About 100 miles southwest of Juneau in southeast Alaska (the state’s Panhandle), Sitka sits at the edge of the north Pacific on Baranof Island. To the north and east, the rugged islands and mountains are all Tongass National Forest and Wilderness Area. The island remained part of Russia until 1867. Signs of that are still in evidence, such as St. Michael’s Russian Orthodox Cathedral.
A major port for commercial fishing, Sitka is also a center for tourism and, with a considerable fleet of charter operations, sport fishing. Salmon are the main draw; while it’s possible to catch five species of salmon here, Chinook (king) and coho (silver) are the primary targets, along with halibut and other bottom fish.
While there are no roads in or out of Sitka, 14 miles of local roads offer many spots to fish without a boat — lakes and streams for trout and grayling, and coastal areas for salmon (notably pinks) and trout (particularly Dolly Varden), but also with catches of king salmon, sea-run cutthroat and other species.
Along with Sitka’s great fishing, it’s reasonable to expect to observe or encounter a range of marine wildlife, including humpback whales, orcas, eagles, sea lions, bear, sea otters and more.
Planning a Trip
When to Go: With the climate less than appealing for visitors much of the year, mid-May through mid-September is the real tourist season in Sitka, when the population swells and things get quite busy.
For anglers, timing is significant. That is, those looking for trophy king salmon (30 to 40 pounds) will focus on June and July. Anglers hoping to get in on the main run of coho — smaller than kings but more numerous and wild battlers on lighter lines — will book in July, August and September. Mid to late summer also gives enthusiasts shots at sockeye, chum and pink salmon. Halibut can be taken throughout the summer, along with many species of rockfishes. Lingcod may be kept only mid-May through mid-June and again mid-August through November.
Where to Go and How to Get There: Although boating to Sitka is possible, the vast majority of visitors fly in with regular air service from Seattle on Alaska and, seasonally, flights on Delta as well.
You’ll find a number of hotels in Sitka, with an online search, along with some resorts that cater particularly to sport fishermen.
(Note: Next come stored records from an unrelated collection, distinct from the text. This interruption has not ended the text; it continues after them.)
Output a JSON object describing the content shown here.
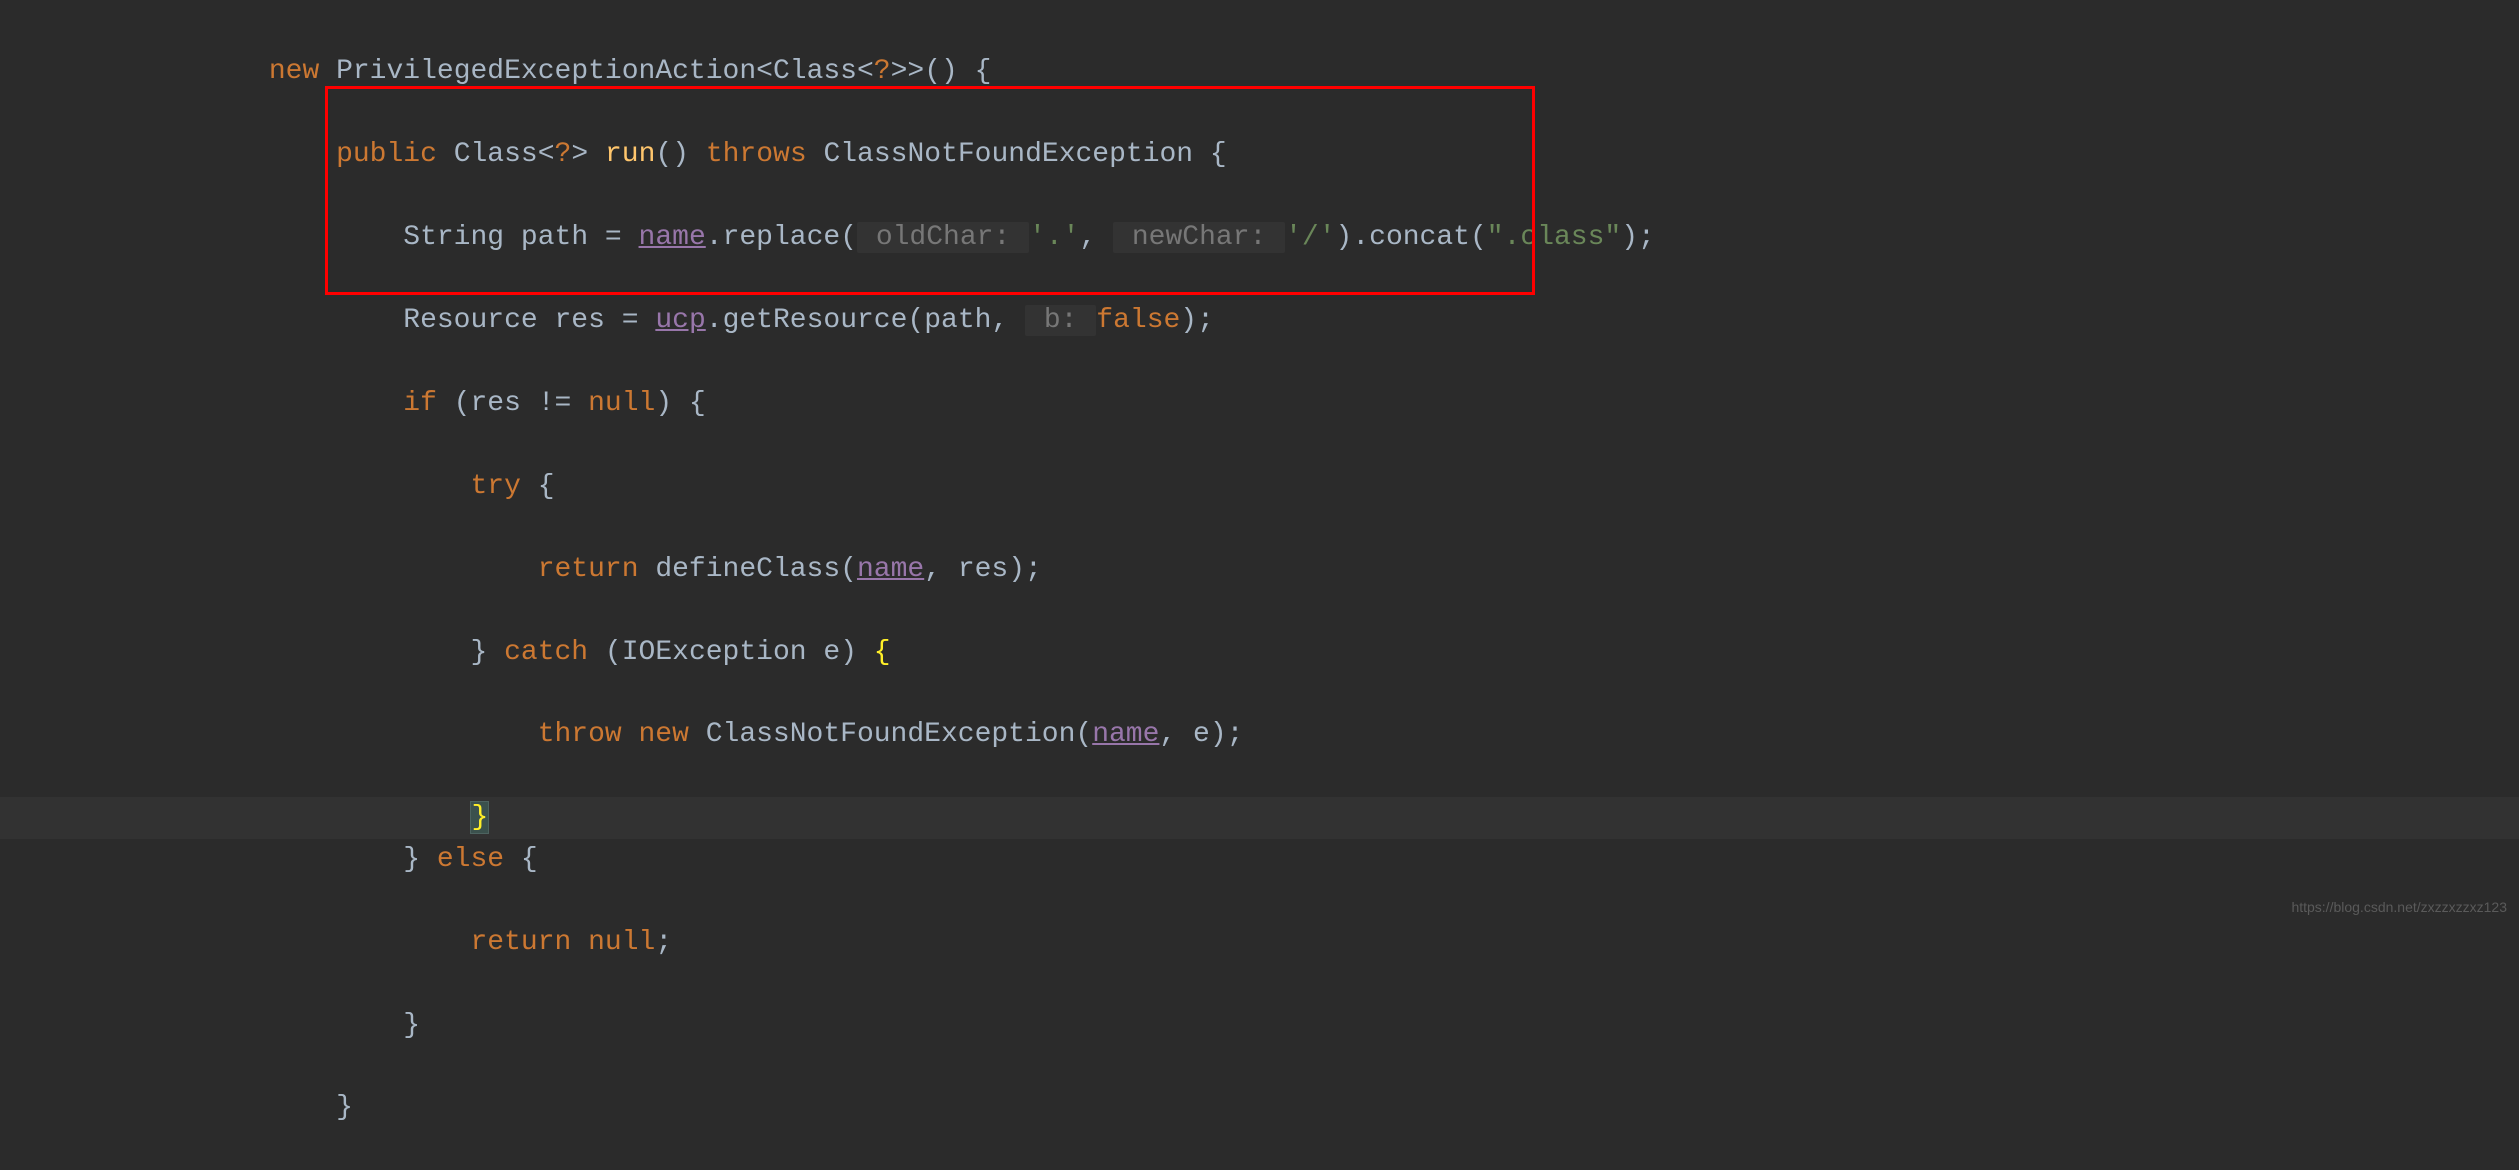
{
  "code": {
    "l1": {
      "new": "new",
      "type": "PrivilegedExceptionAction",
      "generic1": "<Class<",
      "wildcard": "?",
      "generic2": ">>() {"
    },
    "l2": {
      "public": "public",
      "returnType": "Class<",
      "wildcard": "?",
      "returnType2": ">",
      "method": "run",
      "parens": "()",
      "throws": "throws",
      "exception": "ClassNotFoundException",
      "brace": " {"
    },
    "l3": {
      "type": "String",
      "var": "path",
      "eq": " = ",
      "field": "name",
      "dot1": ".",
      "replace": "replace",
      "open": "(",
      "hint1": " oldChar: ",
      "arg1": "'.'",
      "comma": ", ",
      "hint2": " newChar: ",
      "arg2": "'/'",
      "close": ").",
      "concat": "concat",
      "open2": "(",
      "str": "\".class\"",
      "end": ");"
    },
    "l4": {
      "type": "Resource",
      "var": "res",
      "eq": " = ",
      "field": "ucp",
      "dot": ".",
      "method": "getResource",
      "open": "(",
      "arg1": "path",
      "comma": ", ",
      "hint": " b: ",
      "false": "false",
      "end": ");"
    },
    "l5": {
      "if": "if",
      "open": " (",
      "var": "res",
      "neq": " != ",
      "null": "null",
      "close": ") {"
    },
    "l6": {
      "try": "try",
      "brace": " {"
    },
    "l7": {
      "return": "return",
      "space": " ",
      "method": "defineClass",
      "open": "(",
      "field": "name",
      "comma": ", ",
      "var": "res",
      "end": ");"
    },
    "l8": {
      "close": "}",
      "catch": " catch",
      "open": " (",
      "type": "IOException",
      "var": " e",
      "close2": ") ",
      "brace": "{"
    },
    "l9": {
      "throw": "throw",
      "new": " new",
      "type": " ClassNotFoundException",
      "open": "(",
      "field": "name",
      "comma": ", ",
      "var": "e",
      "end": ");"
    },
    "l10": {
      "brace": "}"
    },
    "l11": {
      "close": "}",
      "else": " else",
      "brace": " {"
    },
    "l12": {
      "return": "return",
      "null": " null",
      "end": ";"
    },
    "l13": {
      "brace": "}"
    },
    "l14": {
      "brace": "}"
    }
  },
  "watermark": "https://blog.csdn.net/zxzzxzzxz123"
}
But the number is limited and with such a short season, competition for bookings is fierce. If you can commit nine to 12 months ahead on a reservation, the chances of getting your first choice should be pretty fair.
One of the first places you should consider is Kingfisher Charters and Lodge. The lodge provides comfortable accommodations right on Sitka Sound. Their charter fishing specializes in salmon (kings and silvers), halibut, lingcod and rockfish. Windy or not, they have a trip planned and species to target. If you’re looking for a new species to catch, consider the tasty sablefish — Sitka is one of the few places in the U.S. where it’s not too hard to catch one.
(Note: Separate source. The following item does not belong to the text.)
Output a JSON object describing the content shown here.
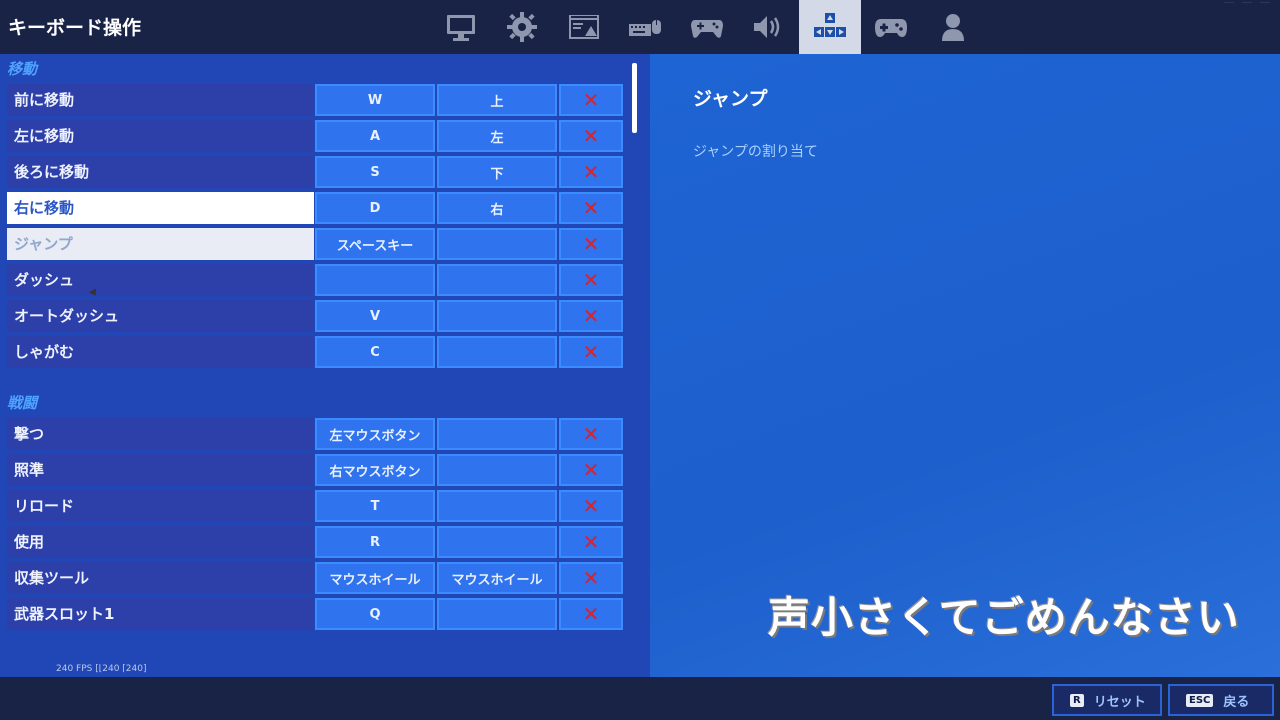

What to Expect: Granted, mid-summer days may be sunny and hit 70 degrees, but for the most part, expect cooler and gray days, with rain seldom out of the picture (even May through July, when precipitation is the least). When heading out on the water, two essentials: foul weather gear and, to adjust to ephemeral conditions, layers. And good rubber deck boots will serve you well.
While quite a few charter/guide boats operate in Sitka, once again, advance booking is wise. Most charter boats have dry, heated cabins from which anglers have the option to watch downrigger rods in the cockpit in inclement weather. It’s also possible to rent boats — such as a 21-foot aluminum Hewescraft Pacific Cruiser — for self-guided fishing.
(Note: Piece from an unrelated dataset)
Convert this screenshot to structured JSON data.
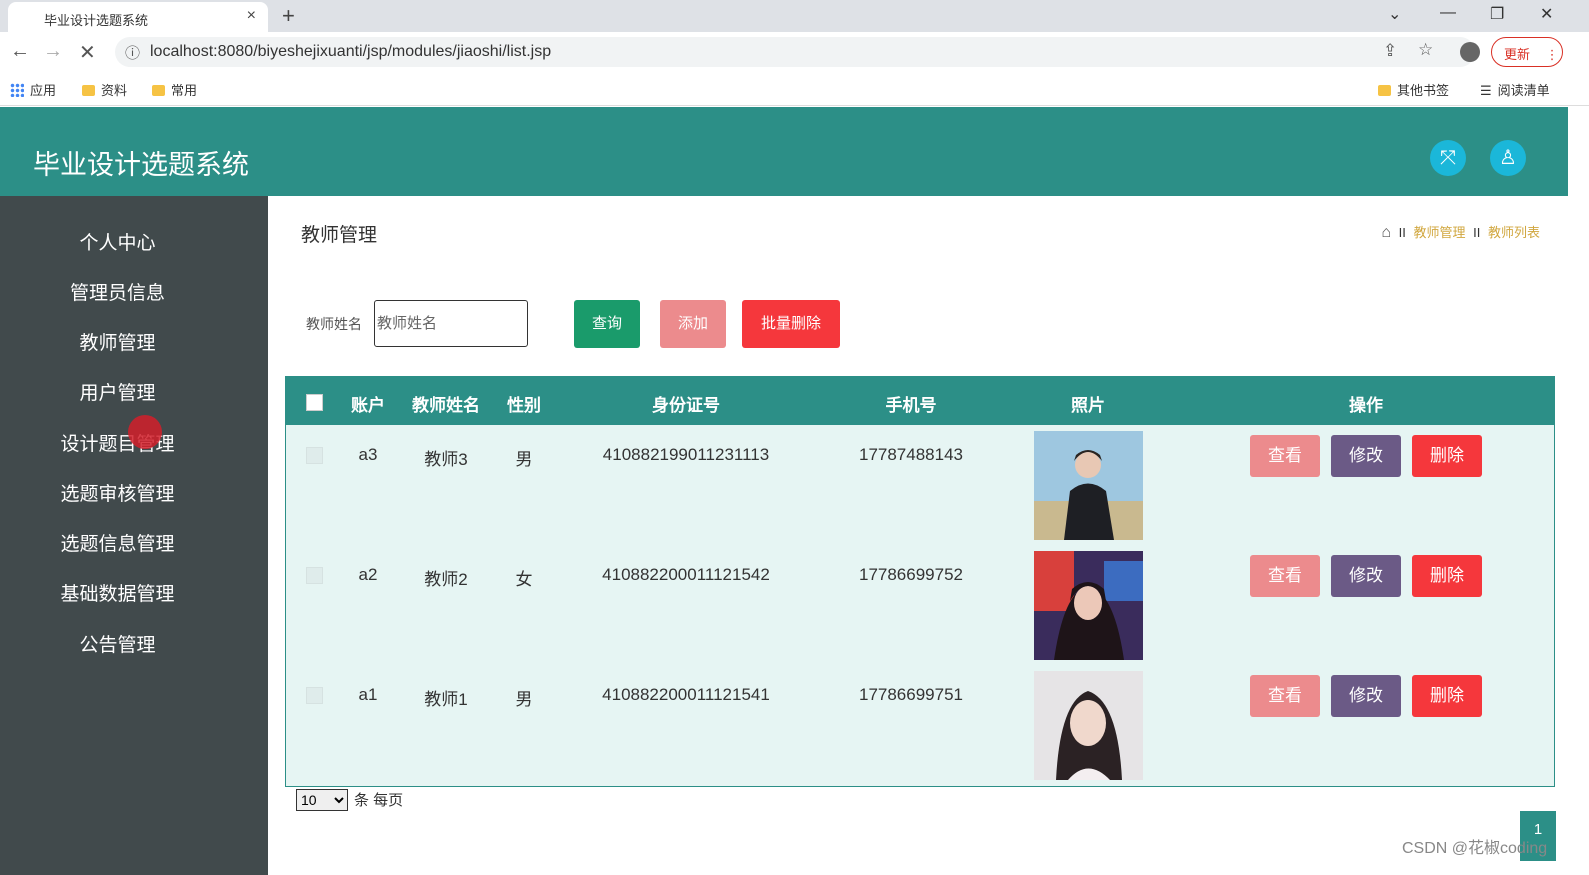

While in states like Florida, anglers are off the hook (so to speak) for licenses if fishing with a licensed skipper, in Alaska any angler over 16 must have a license when fishing. You can buy a license or explore the options.
More adventurous (and financially flush) enthusiasts can book a floatplane to fly to lakes and rivers for char, steelhead and trout. Besides fishing, visitors can hike through forests and to glaciers; many wilderness trailheads are accessible from downtown Sitka. There’s also bicycling, sea kayaking, “flight seeing,” hunting and more. Also consider a taxi (or a tour) to reach the Fortress of the Bear, a unique and fascinating facility, as well as the Alaska Raptor Center.